With terpenes, however, the diversity of effect profiles necessitates individual research to predict their effects. For instance, limonene is known for its stimulating effects, while linalool elicits the exact opposite. On a general note, almost all terpenes are known to exert anti-inflammatory effects throughout the body.
Terpenes in Other Plants
A significant difference between cannabinoids and terpenes lies in their distribution across other plants. While cannabinoids are exclusive to cannabis, terpenes are spread widely throughout nature. From the aroma of lavender to the zest of orange peel, terpenes populate the plant kingdom and underpin both ancient remedies and modern therapies.
Cannabis, with its diverse matrix of terpenes, has long fascinated botanists. Most plants only contain a few terpenes in relatively low concentrations. However, each strain of cannabis contains dozens of different cannabinoids and terpenes in the oil sacs that form on the surface of cannabis buds during flowering. The intoxicating fragrances of cannabis flowers are primarily due to terpenes.
In the contemporary hemp market, cannabis-derived terpenes are generally considered higher quality than those derived from other plants. However, when expertly mixed, it can be challenging to differentiate between botanical and cannabis-derived terpenes.
Top 5 Terpenes
While a full list of terpenes could fill an entire book, here’s a brief on five of the most abundant terpenes found in cannabis:
Myrcene: The herbaceous, hoppy aroma of myrcene is also found in mangoes. It’s one of the most common cannabinoids in nearly every cannabis strain and is believed to have antioxidant properties.
Caryophyllene: Identified by its peppery aroma, caryophyllene gives black pepper its zing and cannabis its spicy smell. It’s one of the only terpenes known to act as a cannabinoid by activating CB2 receptors.
Limonene: Responsible for the citrusy smell of citrus fruits, limonene is believed to have energizing properties and appears to fight oxidative stress, like other terpenes.
Linalool: The soothing aroma of lavender is due to linalool. Scientists believe this terpene might possess genuine sleep-inducing properties.
Pinene: As the name suggests, pinene gives pine needles their piney smell. In addition to exhibiting antioxidant properties, pinene might also help open your airways.
Combining Terpenes and Cannabinoids in Products

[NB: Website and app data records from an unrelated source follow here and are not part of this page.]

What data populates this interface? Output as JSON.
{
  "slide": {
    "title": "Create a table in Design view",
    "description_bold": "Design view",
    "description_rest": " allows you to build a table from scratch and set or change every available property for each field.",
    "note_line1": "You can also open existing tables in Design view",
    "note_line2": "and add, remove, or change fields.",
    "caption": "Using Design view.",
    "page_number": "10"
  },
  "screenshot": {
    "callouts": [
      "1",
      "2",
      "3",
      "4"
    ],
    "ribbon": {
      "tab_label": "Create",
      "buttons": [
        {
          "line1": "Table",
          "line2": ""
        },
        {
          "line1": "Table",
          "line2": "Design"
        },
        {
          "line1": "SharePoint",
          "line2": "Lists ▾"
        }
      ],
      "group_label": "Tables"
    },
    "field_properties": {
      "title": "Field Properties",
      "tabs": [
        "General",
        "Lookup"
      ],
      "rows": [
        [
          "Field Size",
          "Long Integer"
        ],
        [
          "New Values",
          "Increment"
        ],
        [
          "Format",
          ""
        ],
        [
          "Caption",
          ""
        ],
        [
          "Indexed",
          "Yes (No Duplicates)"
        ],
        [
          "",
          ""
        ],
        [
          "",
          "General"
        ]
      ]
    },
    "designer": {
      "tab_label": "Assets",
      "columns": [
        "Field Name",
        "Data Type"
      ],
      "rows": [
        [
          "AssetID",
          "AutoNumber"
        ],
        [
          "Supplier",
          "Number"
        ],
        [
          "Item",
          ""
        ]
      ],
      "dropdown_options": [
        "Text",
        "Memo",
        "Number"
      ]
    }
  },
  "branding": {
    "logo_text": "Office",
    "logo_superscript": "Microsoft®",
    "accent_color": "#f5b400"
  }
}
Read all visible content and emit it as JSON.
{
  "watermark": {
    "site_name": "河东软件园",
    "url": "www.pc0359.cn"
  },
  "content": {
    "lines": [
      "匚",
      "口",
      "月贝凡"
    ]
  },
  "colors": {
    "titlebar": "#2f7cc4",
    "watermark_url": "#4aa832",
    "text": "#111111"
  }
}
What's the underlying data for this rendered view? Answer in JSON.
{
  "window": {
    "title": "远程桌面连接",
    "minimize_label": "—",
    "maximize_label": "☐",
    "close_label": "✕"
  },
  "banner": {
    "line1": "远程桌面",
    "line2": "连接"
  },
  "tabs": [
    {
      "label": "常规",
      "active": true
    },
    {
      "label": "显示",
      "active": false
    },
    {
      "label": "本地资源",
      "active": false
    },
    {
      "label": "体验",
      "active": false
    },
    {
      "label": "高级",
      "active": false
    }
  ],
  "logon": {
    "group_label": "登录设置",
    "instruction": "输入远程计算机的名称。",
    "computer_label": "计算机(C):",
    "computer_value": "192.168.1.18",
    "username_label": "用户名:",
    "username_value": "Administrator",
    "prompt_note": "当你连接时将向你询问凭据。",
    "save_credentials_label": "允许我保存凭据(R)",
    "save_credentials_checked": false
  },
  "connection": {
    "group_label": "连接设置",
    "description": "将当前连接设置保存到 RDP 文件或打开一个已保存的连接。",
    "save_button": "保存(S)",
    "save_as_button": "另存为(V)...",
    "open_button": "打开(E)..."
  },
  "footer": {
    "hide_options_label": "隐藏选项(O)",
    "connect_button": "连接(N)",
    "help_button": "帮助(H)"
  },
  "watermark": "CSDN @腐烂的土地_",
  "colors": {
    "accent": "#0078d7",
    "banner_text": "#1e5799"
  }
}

Creating a stand-out cannabinoid product often necessitates incorporating terpenes. However, this isn’t simply about mixing the two types of ingredients. Combining terpenes and cannabinoids is an art that, if mastered, results in high-quality, effective products.
The Entourage Effect
The scientific community increasingly agrees that without terpenes, the entourage effect is only a partial phenomenon. A recent peer-reviewed study supports Dr. Ethan Russo’s long-held view that terpenes are as essential to the efficacy of the entourage effect as cannabinoids.
Quality of Terpenes
Unlike cannabinoids, which are relatively chemically stable once they’ve achieved their decarboxylated forms, terpenes degrade rapidly in effectiveness when exposed to oxidative stress. Terpenes added to cannabinoid products must therefore be treated with the utmost care during the extraction and distillation process. Terpene manufacturers should be able to provide assurance that their products are undamaged and offer full efficacy.
Synergy Between Terpenes and Cannabinoids
Terpenes and cannabinoids are very different compounds, but these differences lend both types of compounds their strength. Independently, a cannabinoid (or even multiple cannabinoids) cannot fully deliver the therapeutic potential of cannabis. The same is true for terpenes, which without cannabinoids lack potency. However, when both types of compounds are correctly combined, the diverse benefits of cannabinoids and terpenes achieve an unmatched strength.